Saffron Across Asia and Europe
During the 11th or 12th century AD, saffron became widely used in the Indian subcontinent, making appearances in both Ayurvedic medicine and in Indian cuisine. Both Chinese and Indians soaked saffron stigmas in water to yield a golden-yellow solution that was used as a fabric dye.
During the Renaissance, because of its high price and popularity, many Spanish farmers began cultivating Crocus sativus, the flower that produces saffron.
Saffron in Contemporary Times
Today, saffron remains the most expensive spice in the world, with Iran, India, Spain, and a few other countries specializing in production. It's the diva of global cuisine, gracing everything from Indian and Persian dishes to Mediterranean creations. It is also frequently used in wellness remedies, for everything from mental health, to cardiovascular health, to anti-inflammation.
The Rarity and Value of Saffron
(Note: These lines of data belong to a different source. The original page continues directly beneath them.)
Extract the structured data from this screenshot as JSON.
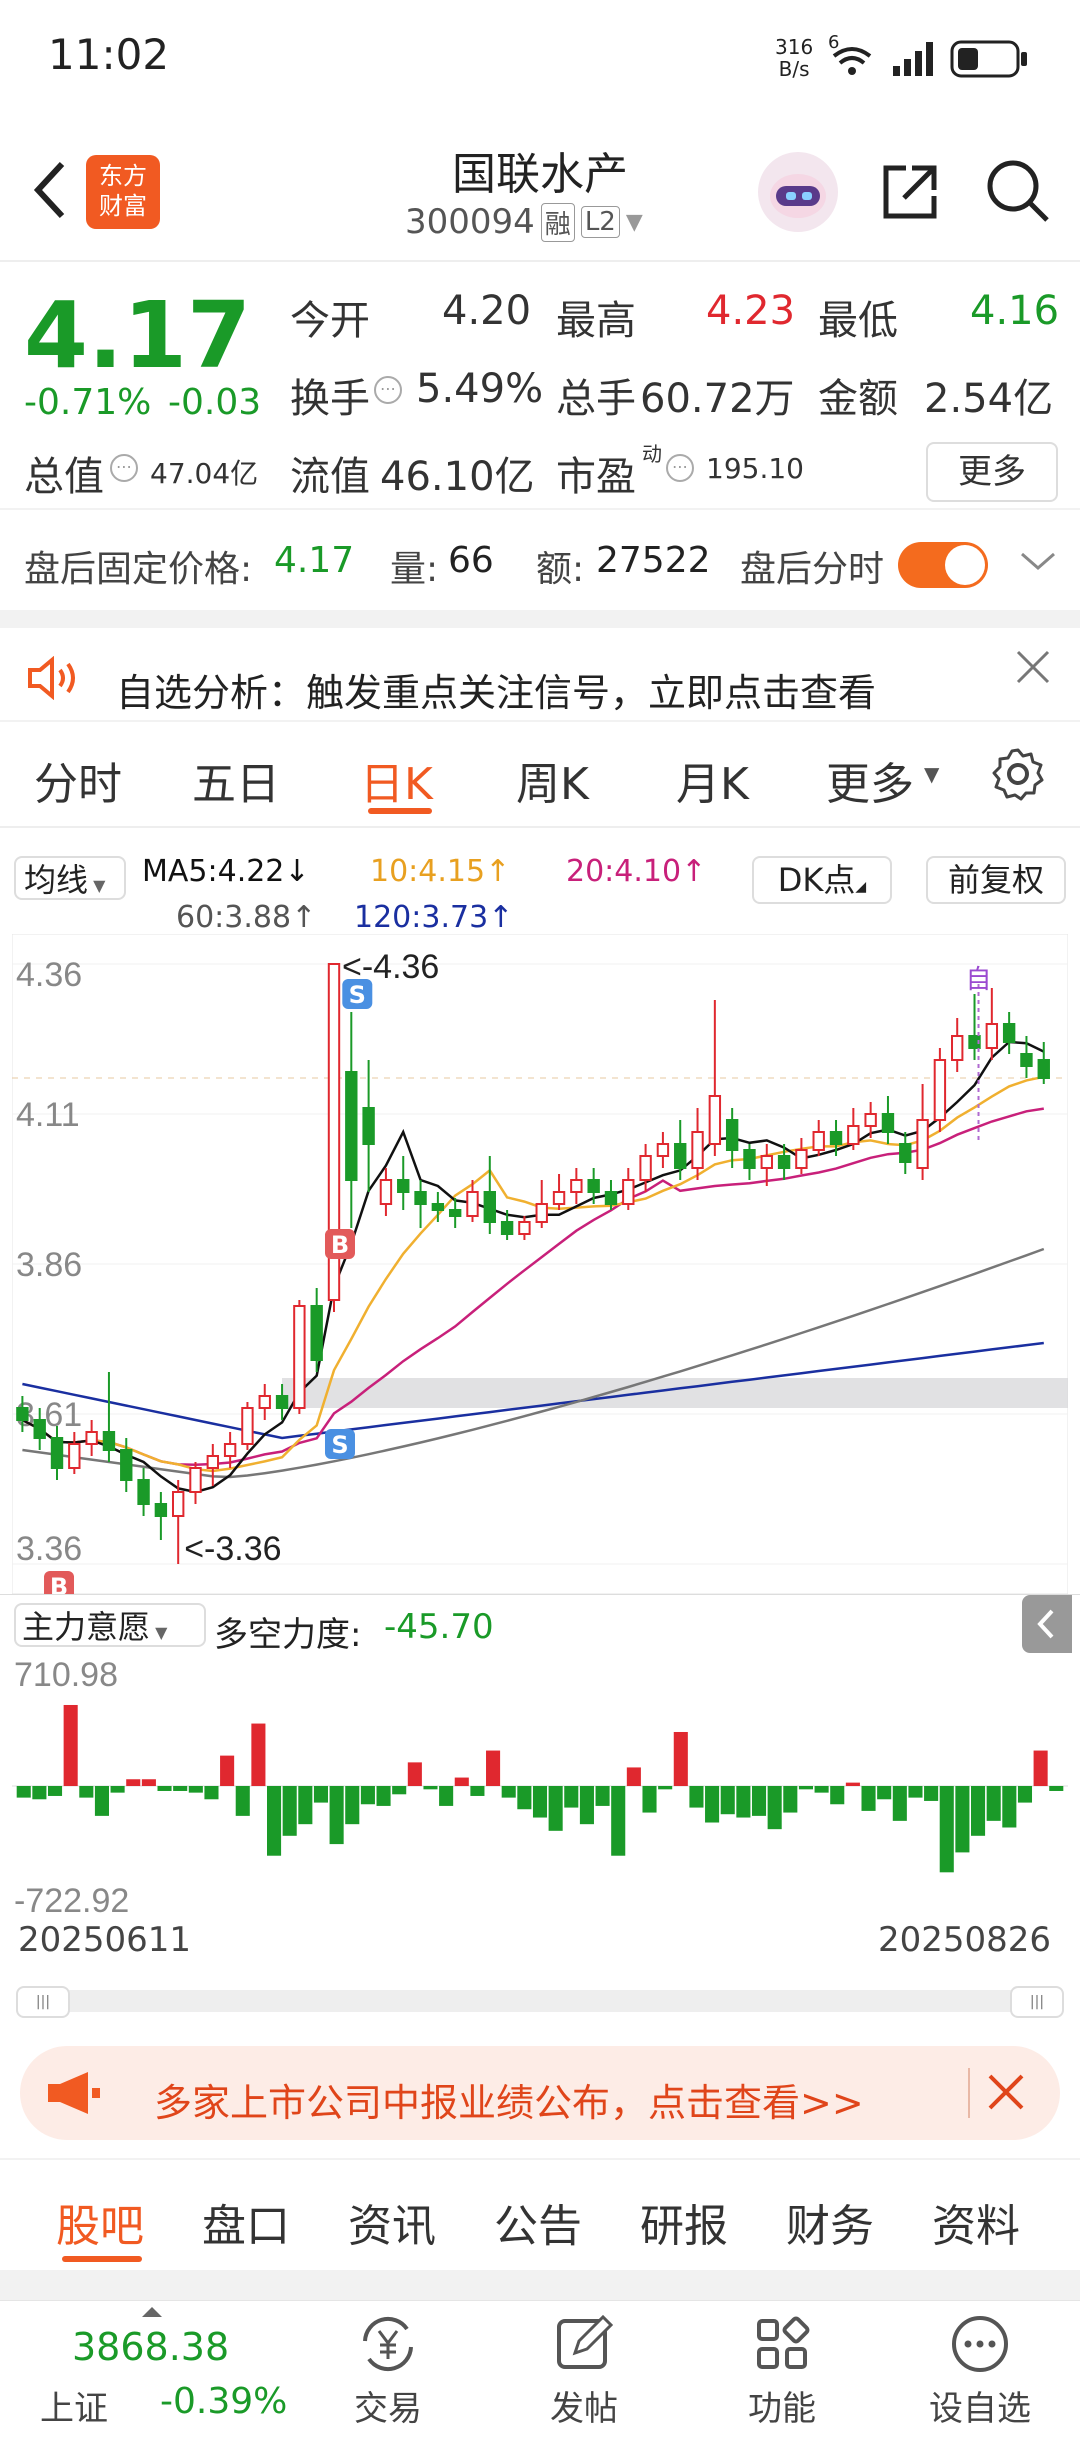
{
  "status_bar": {
    "time": "11:02",
    "net_speed_top": "316",
    "net_speed_bottom": "B/s",
    "signal_label": "6"
  },
  "header": {
    "title": "国联水产",
    "code": "300094",
    "badge_margin": "融",
    "badge_level": "L2",
    "logo_line1": "东方",
    "logo_line2": "财富"
  },
  "quote": {
    "price": "4.17",
    "change_pct": "-0.71%",
    "change_abs": "-0.03",
    "open_label": "今开",
    "open": "4.20",
    "high_label": "最高",
    "high": "4.23",
    "low_label": "最低",
    "low": "4.16",
    "turnover_label": "换手",
    "turnover": "5.49%",
    "volume_label": "总手",
    "volume": "60.72万",
    "amount_label": "金额",
    "amount": "2.54亿",
    "mcap_label": "总值",
    "mcap": "47.04亿",
    "float_label": "流值",
    "float_cap": "46.10亿",
    "pe_label": "市盈",
    "pe_sup": "动",
    "pe": "195.10",
    "more_label": "更多"
  },
  "after_hours": {
    "price_label": "盘后固定价格:",
    "price": "4.17",
    "vol_label": "量:",
    "vol": "66",
    "amt_label": "额:",
    "amt": "27522",
    "toggle_label": "盘后分时"
  },
  "alert": {
    "text": "自选分析：触发重点关注信号，立即点击查看"
  },
  "chart_tabs": {
    "items": [
      "分时",
      "五日",
      "日K",
      "周K",
      "月K",
      "更多"
    ],
    "active": "日K"
  },
  "indicators": {
    "ma_button": "均线",
    "ma5": "MA5:4.22↓",
    "ma10": "10:4.15↑",
    "ma20": "20:4.10↑",
    "ma60": "60:3.88↑",
    "ma120": "120:3.73↑",
    "dk_button": "DK点",
    "adjust_button": "前复权"
  },
  "chart_data": {
    "type": "candlestick",
    "price_axis_labels": [
      "4.36",
      "4.11",
      "3.86",
      "3.61",
      "3.36"
    ],
    "ylim": [
      3.36,
      4.36
    ],
    "high_marker": "4.36",
    "low_marker": "3.36",
    "date_start": "20250611",
    "date_end": "20250826",
    "colors": {
      "up": "#e0282f",
      "down": "#1a9a28",
      "ma5": "#111111",
      "ma10": "#f0b030",
      "ma20": "#c8207a",
      "ma60": "#777777",
      "ma120": "#1a2fa0"
    },
    "candles": [
      [
        3.62,
        3.6,
        3.64,
        3.58
      ],
      [
        3.6,
        3.57,
        3.62,
        3.55
      ],
      [
        3.57,
        3.52,
        3.59,
        3.5
      ],
      [
        3.52,
        3.56,
        3.58,
        3.51
      ],
      [
        3.56,
        3.58,
        3.6,
        3.54
      ],
      [
        3.58,
        3.55,
        3.68,
        3.53
      ],
      [
        3.55,
        3.5,
        3.57,
        3.48
      ],
      [
        3.5,
        3.46,
        3.52,
        3.44
      ],
      [
        3.46,
        3.44,
        3.48,
        3.4
      ],
      [
        3.44,
        3.48,
        3.5,
        3.36
      ],
      [
        3.48,
        3.52,
        3.53,
        3.46
      ],
      [
        3.52,
        3.54,
        3.56,
        3.49
      ],
      [
        3.54,
        3.56,
        3.58,
        3.52
      ],
      [
        3.56,
        3.62,
        3.63,
        3.55
      ],
      [
        3.62,
        3.64,
        3.66,
        3.6
      ],
      [
        3.64,
        3.62,
        3.66,
        3.6
      ],
      [
        3.62,
        3.79,
        3.8,
        3.61
      ],
      [
        3.79,
        3.7,
        3.82,
        3.68
      ],
      [
        3.8,
        4.36,
        4.36,
        3.78
      ],
      [
        4.18,
        4.0,
        4.28,
        3.92
      ],
      [
        4.12,
        4.06,
        4.2,
        3.98
      ],
      [
        3.96,
        4.0,
        4.02,
        3.94
      ],
      [
        4.0,
        3.98,
        4.04,
        3.95
      ],
      [
        3.98,
        3.96,
        4.0,
        3.92
      ],
      [
        3.96,
        3.95,
        3.98,
        3.93
      ],
      [
        3.95,
        3.94,
        3.97,
        3.92
      ],
      [
        3.94,
        3.98,
        4.0,
        3.93
      ],
      [
        3.98,
        3.93,
        4.04,
        3.91
      ],
      [
        3.93,
        3.91,
        3.95,
        3.9
      ],
      [
        3.91,
        3.93,
        3.94,
        3.9
      ],
      [
        3.93,
        3.96,
        4.0,
        3.92
      ],
      [
        3.96,
        3.98,
        4.01,
        3.95
      ],
      [
        3.98,
        4.0,
        4.02,
        3.96
      ],
      [
        4.0,
        3.98,
        4.02,
        3.96
      ],
      [
        3.98,
        3.96,
        4.0,
        3.95
      ],
      [
        3.96,
        4.0,
        4.02,
        3.95
      ],
      [
        4.0,
        4.04,
        4.06,
        3.98
      ],
      [
        4.04,
        4.06,
        4.08,
        4.02
      ],
      [
        4.06,
        4.02,
        4.1,
        4.0
      ],
      [
        4.02,
        4.08,
        4.12,
        4.0
      ],
      [
        4.06,
        4.14,
        4.3,
        4.04
      ],
      [
        4.1,
        4.05,
        4.12,
        4.02
      ],
      [
        4.05,
        4.02,
        4.06,
        4.0
      ],
      [
        4.02,
        4.04,
        4.06,
        3.99
      ],
      [
        4.04,
        4.02,
        4.06,
        4.0
      ],
      [
        4.02,
        4.05,
        4.07,
        4.01
      ],
      [
        4.05,
        4.08,
        4.1,
        4.04
      ],
      [
        4.08,
        4.06,
        4.1,
        4.04
      ],
      [
        4.06,
        4.09,
        4.12,
        4.05
      ],
      [
        4.09,
        4.11,
        4.13,
        4.07
      ],
      [
        4.11,
        4.08,
        4.14,
        4.06
      ],
      [
        4.06,
        4.03,
        4.08,
        4.01
      ],
      [
        4.02,
        4.1,
        4.16,
        4.0
      ],
      [
        4.1,
        4.2,
        4.22,
        4.08
      ],
      [
        4.2,
        4.24,
        4.27,
        4.18
      ],
      [
        4.24,
        4.22,
        4.31,
        4.2
      ],
      [
        4.22,
        4.26,
        4.32,
        4.2
      ],
      [
        4.26,
        4.23,
        4.28,
        4.21
      ],
      [
        4.21,
        4.19,
        4.24,
        4.17
      ],
      [
        4.2,
        4.17,
        4.23,
        4.16
      ]
    ],
    "sub_indicator": {
      "name": "主力意愿",
      "metric_label": "多空力度:",
      "metric_value": "-45.70",
      "max_label": "710.98",
      "min_label": "-722.92",
      "values": [
        -70,
        -80,
        -60,
        480,
        -70,
        -180,
        -40,
        40,
        40,
        -30,
        -30,
        -40,
        -80,
        180,
        -180,
        370,
        -420,
        -300,
        -230,
        -100,
        -350,
        -230,
        -110,
        -120,
        -50,
        140,
        -20,
        -120,
        50,
        -60,
        210,
        -70,
        -140,
        -190,
        -270,
        -130,
        -230,
        -120,
        -420,
        110,
        -160,
        -20,
        320,
        -130,
        -220,
        -170,
        -190,
        -180,
        -260,
        -160,
        -20,
        -40,
        -110,
        20,
        -150,
        -80,
        -210,
        -70,
        -90,
        -520,
        -400,
        -300,
        -210,
        -250,
        -100,
        210,
        -30
      ]
    }
  },
  "scrollbar": {
    "left_handle": "|||",
    "right_handle": "|||"
  },
  "promo": {
    "text": "多家上市公司中报业绩公布，点击查看>>"
  },
  "bottom_tabs": {
    "items": [
      "股吧",
      "盘口",
      "资讯",
      "公告",
      "研报",
      "财务",
      "资料"
    ],
    "active": "股吧"
  },
  "nav": {
    "index_value": "3868.38",
    "index_name": "上证",
    "index_change": "-0.39%",
    "items": [
      "交易",
      "发帖",
      "功能",
      "设自选"
    ]
  }
}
Currently, saffron is valued at $1,000 per pound. Saffron is rare because each flower produces just three stigmas, and oh boy, they must be hand-picked. Can you imagine the drama? It takes a village of flowers to yield a mere pound of saffron. That's why it's practically worth its weight in gold.
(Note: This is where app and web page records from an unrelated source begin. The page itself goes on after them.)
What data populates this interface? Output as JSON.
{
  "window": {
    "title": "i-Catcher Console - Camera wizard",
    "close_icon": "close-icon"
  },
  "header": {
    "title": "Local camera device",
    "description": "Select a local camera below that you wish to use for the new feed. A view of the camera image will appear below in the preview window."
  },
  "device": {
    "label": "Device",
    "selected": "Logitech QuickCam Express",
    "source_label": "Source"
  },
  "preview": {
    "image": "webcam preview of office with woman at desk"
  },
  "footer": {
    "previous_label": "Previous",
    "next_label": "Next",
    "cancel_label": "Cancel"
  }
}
Saffron Is An Antioxidant Powerhouse
Crocin and Crocetin: Picture these compounds as the rockstars behind saffron's red carpet look—that vibrant, eye-catching red hue? All thanks to these carotenoid champs. They're not just a pretty face; they bring strong antioxidant vibes to the party, fighting off free radicals and giving oxidative stress a run for its money.
Safranal: Breathe deep—safranal is what gives saffron its unmistakable scent. It also doubles as an antioxidant superhero, adding to saffron's arsenal of health benefits.
Kaempferol Derivatives: Saffron comes with its own squad of kaempferol derivatives, boosting its antioxidant game and making it a force to be reckoned with. Kaempferol is a polyphenol antioxidant found in fruits and vegetables. Many studies have described the beneficial effects of dietary kaempferol in reducing the risk of chronic diseases, especially cancer.
What Saffron’s Antioxidants Can Do for You
Combats Oxidative Stress
Saffron's antioxidants are the fearless warriors against oxidative stress. Those pesky free radicals don't stand a chance when saffron’s antioxidants swoop in, neutralizing them and reducing the risk of aging, chronic diseases, and cellular havoc.
Guards Cells and DNA
Saffron's antioxidants play the role of bodyguards for our cells and DNA. They shield them from the evil clutches of free radicals, preventing mutations and keeping our cells in tiptop shape.
Boosts the Immune System
Consider saffron's antioxidants the personal trainers of your immune system. They whip it into shape, making it a powerhouse defense mechanism. A robust immune system means fewer sick days and more time feeling fabulous.
It’s not all about fighting, as saffron’s antioxidants also like peacekeepers, calming down inflammation in the body. Chronic inflammation? Not on saffron's watch. Managing it is key to the ultimate quest for overall well-being.
How Saffron Supports Mental and Emotional Wellness
There is growing evidence that saffron may help improve mood and be a useful addition to treatment for depression. A study in the Journal of Behavioral and Brain Science found that a saffron extract increased dopamine levels in the brain without changing the levels of other brain hormones, such as serotonin.
Research from 2015 suggests that compounds in saffron, such as crocin, appear to reduce inflammation and oxidative damage in the brain, which may lead to beneficial effects.
A study in the journal Antioxidants suggests that saffron might also help with Alzheimer’s due to its anti-inflammatory properties.
You Can Enjoy Saffron Every Day
Rbel Bee Poma Punch Honey Gummies contain real saffron, along with pomegranate, honey and Mexican vanilla. Saffron is known to be full of antioxidants, and anti-bacterial, and anti-fungal properties. It’s known to promote eye and brain health. It has been linked to health benefits, such as improved mood, libido, and sexual function, as well as reduced PMS symptoms and enhanced weight loss.